When the wise men stopped in the city of Jerusalem (evil Herod's domain) to ask for the newborn king, the star disappeared. Only when the Magi again set forth on their proper course to Bethlehem did the star reappear to guide them faithfully to the object of their adoration.

The biblical 'light motif' (if I am allowed the pun) continues during Christ's adult life when the evangelist St. John extolled this message: "Jesus is the light come to illuminate the world." In his own teachings, Jesus affirmed: "I am the light of the world. I have come that men may have abundant life." But, in reference to the men of bad will, He says: "They prefer the darkness of the shadows to the light of day, that their deeds may be concealed."

Finally, with the death of Jesus, came the withdrawal of light: "A thunderous noise was heard and darkness descended over Mount Calvary." Not until His resurrection three days later and His ascent to heaven was light restored.

Deeper Meanings

Marí Cardona concedes that scholars have never been able to establish with any true accuracy the exact birth date of the historical Jesus. In his opinion, it was the significant symbolic proximity of the Christ story to the pagan concept of the winter solstice, which also determined the chronological proximity of the two dates. He observes that, "the fight between light and dark, good and evil, is a millenarian idea of many peoples. Especially in the Mediterranean, it has always been a recurring theme."

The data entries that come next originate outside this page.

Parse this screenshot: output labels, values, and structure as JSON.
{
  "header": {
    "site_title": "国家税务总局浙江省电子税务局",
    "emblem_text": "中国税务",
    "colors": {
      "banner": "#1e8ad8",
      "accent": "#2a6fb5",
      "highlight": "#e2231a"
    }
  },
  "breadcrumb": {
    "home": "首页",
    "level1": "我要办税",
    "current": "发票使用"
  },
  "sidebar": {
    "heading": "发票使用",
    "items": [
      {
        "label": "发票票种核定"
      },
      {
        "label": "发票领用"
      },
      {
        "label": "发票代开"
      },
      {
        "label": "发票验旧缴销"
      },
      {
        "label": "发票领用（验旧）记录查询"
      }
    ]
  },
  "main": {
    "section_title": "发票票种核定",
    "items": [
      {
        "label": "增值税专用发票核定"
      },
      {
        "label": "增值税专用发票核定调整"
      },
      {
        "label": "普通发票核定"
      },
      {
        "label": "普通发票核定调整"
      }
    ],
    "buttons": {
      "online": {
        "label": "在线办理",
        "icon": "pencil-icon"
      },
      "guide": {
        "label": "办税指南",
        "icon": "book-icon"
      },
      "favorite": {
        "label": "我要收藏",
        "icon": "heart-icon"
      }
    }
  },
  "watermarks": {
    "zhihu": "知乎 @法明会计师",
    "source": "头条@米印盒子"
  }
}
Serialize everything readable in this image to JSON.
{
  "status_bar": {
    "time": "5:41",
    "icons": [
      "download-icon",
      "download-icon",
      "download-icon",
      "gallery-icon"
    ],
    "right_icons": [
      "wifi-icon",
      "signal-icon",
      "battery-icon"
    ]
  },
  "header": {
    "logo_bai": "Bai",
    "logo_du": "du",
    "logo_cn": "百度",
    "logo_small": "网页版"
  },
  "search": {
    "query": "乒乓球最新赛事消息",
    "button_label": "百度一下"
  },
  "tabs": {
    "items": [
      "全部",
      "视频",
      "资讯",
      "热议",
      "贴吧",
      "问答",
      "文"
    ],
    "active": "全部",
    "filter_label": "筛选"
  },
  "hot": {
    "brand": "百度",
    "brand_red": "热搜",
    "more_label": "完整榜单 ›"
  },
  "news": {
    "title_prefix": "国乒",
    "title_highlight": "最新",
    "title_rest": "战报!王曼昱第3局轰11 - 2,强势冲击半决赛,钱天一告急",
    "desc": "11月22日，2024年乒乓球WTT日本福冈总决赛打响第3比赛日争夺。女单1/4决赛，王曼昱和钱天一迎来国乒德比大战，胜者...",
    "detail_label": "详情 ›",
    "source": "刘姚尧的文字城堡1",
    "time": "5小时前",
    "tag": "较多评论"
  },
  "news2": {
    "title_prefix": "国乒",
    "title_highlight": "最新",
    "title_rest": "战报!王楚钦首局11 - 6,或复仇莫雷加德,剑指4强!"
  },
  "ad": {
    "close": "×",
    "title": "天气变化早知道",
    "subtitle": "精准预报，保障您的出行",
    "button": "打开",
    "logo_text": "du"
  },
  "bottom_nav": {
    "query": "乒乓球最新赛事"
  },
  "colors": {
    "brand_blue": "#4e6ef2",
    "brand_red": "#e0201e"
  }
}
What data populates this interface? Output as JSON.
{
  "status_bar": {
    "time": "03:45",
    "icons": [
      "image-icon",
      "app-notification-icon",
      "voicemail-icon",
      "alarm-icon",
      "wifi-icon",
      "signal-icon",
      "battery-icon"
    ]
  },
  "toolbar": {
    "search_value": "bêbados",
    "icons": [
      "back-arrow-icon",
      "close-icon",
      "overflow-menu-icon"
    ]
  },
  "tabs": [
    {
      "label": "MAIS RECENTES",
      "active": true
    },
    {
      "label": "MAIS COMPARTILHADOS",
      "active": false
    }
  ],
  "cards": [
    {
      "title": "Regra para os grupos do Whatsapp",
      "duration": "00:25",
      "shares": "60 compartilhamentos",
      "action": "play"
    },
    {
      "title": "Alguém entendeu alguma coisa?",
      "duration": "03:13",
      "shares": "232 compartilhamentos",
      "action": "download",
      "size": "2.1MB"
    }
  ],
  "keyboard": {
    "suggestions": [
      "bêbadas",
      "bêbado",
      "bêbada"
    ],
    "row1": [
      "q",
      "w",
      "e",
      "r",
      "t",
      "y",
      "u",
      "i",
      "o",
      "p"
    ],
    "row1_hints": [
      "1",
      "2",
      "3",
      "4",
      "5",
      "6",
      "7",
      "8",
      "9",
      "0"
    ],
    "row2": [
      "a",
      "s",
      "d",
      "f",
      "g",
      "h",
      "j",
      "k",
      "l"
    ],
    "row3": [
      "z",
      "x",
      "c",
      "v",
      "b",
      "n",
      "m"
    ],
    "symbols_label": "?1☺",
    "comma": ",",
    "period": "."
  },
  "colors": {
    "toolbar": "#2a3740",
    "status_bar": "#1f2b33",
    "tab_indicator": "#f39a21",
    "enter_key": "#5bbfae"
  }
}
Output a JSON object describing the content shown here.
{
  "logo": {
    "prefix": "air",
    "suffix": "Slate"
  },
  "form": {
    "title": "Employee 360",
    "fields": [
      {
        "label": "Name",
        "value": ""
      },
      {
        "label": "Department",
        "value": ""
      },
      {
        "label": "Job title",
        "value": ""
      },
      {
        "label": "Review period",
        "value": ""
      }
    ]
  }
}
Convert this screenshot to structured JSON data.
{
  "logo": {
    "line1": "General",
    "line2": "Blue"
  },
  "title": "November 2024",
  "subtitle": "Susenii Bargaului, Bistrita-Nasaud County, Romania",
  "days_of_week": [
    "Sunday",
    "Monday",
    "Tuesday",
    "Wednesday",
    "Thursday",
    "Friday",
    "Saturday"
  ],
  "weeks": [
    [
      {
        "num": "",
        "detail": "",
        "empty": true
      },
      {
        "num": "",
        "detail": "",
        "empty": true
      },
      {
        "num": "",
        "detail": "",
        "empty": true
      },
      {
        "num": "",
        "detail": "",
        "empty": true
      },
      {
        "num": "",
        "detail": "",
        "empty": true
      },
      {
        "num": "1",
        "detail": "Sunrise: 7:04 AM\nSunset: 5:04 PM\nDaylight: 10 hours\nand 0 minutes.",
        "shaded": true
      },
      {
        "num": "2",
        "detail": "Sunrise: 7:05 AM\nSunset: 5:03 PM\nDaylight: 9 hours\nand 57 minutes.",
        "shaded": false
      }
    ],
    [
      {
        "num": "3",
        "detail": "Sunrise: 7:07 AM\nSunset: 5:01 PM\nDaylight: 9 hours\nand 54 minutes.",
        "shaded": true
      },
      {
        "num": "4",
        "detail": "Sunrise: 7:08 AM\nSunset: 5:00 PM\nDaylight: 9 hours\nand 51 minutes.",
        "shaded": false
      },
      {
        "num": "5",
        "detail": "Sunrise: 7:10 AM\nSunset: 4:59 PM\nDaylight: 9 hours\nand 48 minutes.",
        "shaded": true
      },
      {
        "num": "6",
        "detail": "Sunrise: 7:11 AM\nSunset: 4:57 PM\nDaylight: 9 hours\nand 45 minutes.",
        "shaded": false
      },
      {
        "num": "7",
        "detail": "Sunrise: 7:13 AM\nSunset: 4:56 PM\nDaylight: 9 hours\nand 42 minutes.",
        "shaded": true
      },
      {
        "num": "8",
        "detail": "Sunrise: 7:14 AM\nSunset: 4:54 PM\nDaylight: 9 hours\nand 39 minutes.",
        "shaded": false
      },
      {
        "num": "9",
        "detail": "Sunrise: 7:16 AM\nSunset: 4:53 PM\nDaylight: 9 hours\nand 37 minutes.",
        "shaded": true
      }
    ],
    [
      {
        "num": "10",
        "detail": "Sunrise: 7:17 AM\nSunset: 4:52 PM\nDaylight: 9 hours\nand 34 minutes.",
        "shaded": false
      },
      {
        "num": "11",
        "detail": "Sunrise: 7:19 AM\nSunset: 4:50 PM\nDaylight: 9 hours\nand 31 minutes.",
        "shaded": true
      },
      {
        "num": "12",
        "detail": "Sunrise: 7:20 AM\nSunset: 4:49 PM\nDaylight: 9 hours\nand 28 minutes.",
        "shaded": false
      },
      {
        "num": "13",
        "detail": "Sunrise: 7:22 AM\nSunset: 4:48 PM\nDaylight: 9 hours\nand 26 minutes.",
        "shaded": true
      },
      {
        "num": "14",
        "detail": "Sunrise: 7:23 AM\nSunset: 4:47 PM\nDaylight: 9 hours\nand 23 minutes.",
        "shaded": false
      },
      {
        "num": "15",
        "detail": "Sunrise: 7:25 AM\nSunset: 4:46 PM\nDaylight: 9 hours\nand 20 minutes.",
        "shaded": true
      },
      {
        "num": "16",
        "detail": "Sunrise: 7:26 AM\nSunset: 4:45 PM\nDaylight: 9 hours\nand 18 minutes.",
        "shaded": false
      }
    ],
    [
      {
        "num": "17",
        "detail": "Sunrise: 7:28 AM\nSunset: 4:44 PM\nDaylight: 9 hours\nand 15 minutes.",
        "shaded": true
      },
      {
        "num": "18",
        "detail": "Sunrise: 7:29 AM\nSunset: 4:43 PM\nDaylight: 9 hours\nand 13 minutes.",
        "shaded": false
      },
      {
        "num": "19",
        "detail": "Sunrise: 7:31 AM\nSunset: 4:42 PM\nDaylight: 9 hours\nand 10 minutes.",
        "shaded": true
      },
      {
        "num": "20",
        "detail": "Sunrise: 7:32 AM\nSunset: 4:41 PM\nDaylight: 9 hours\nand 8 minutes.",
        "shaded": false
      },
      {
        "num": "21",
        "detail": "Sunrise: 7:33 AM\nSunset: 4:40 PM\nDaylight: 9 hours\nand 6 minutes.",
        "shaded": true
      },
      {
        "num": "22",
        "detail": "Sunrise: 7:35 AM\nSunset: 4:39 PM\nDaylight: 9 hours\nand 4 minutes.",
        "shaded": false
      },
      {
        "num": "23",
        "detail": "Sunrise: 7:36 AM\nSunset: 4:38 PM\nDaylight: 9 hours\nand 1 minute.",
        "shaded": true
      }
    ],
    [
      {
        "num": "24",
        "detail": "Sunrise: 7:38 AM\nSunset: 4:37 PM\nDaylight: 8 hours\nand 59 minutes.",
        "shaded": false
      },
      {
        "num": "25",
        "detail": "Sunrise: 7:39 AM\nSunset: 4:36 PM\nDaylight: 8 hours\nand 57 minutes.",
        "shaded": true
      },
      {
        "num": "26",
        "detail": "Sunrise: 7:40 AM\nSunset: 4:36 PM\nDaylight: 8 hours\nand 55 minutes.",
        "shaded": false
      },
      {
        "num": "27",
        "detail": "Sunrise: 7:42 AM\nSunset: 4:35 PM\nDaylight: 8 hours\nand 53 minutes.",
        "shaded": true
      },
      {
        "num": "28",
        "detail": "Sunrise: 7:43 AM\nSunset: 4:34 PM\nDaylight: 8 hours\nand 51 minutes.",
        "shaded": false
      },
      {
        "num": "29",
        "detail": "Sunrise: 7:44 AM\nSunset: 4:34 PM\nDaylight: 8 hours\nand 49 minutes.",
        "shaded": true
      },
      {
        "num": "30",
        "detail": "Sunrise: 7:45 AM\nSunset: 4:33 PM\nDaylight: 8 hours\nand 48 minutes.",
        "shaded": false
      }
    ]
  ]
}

With these thoughts in mind, it is interesting to note the typical Christmas custom of lighting candles - the lone flame in the night - while at the opposite fiesta of Sant Joan and the summer solstice, huge bonfires are set ablaze to signify the ephemeral triumph of day over night.

In his treatise, The Pulse of Life, philosopher Dane Rudhyar describes the Christmas event thus: "The time of the winter solstice has now come . . . The days have decreased in length as much as they ever will. Long, wintry nights absorb nature in their repose . . . Death seems to rule supreme over the visible universe. And yet, somewhere and forever, a new Christ is born. Life surges once more with the sun from its southern decline. The sun moves northward, its daily arc of light becomes slowly tauter and more radiant. The promise of spring spreads life a mystic fire over the earth to tell 'men of good will' that the New Life has begun to win over arrested death."

Rudhyar then challenges us with this query: "What is this new life that men have symbolized in the beautiful Christ-story, whose roots go deeply into the soil of older mythologies? Who is the eternal 'Christos', whose significance remains everlastingly true and vital, whether or not men believe in the historical or religious Christ?"


Surely there are as many answers as there are readers. If anything, Christmas is a time for reflecting on the values we chose to live by. For many it is a time for reaffirming long-held beliefs, while for others it is a time to resume the quest into the Great Beyond. But, whatever it is you are celebrating this season (e.g. Christmas, Hanukkah, Ramadan, or none of the above), I wish you a happy one! Next week we will take a closer look at Ibiza's Christmas tradition. Please join us,

Emily Kaufman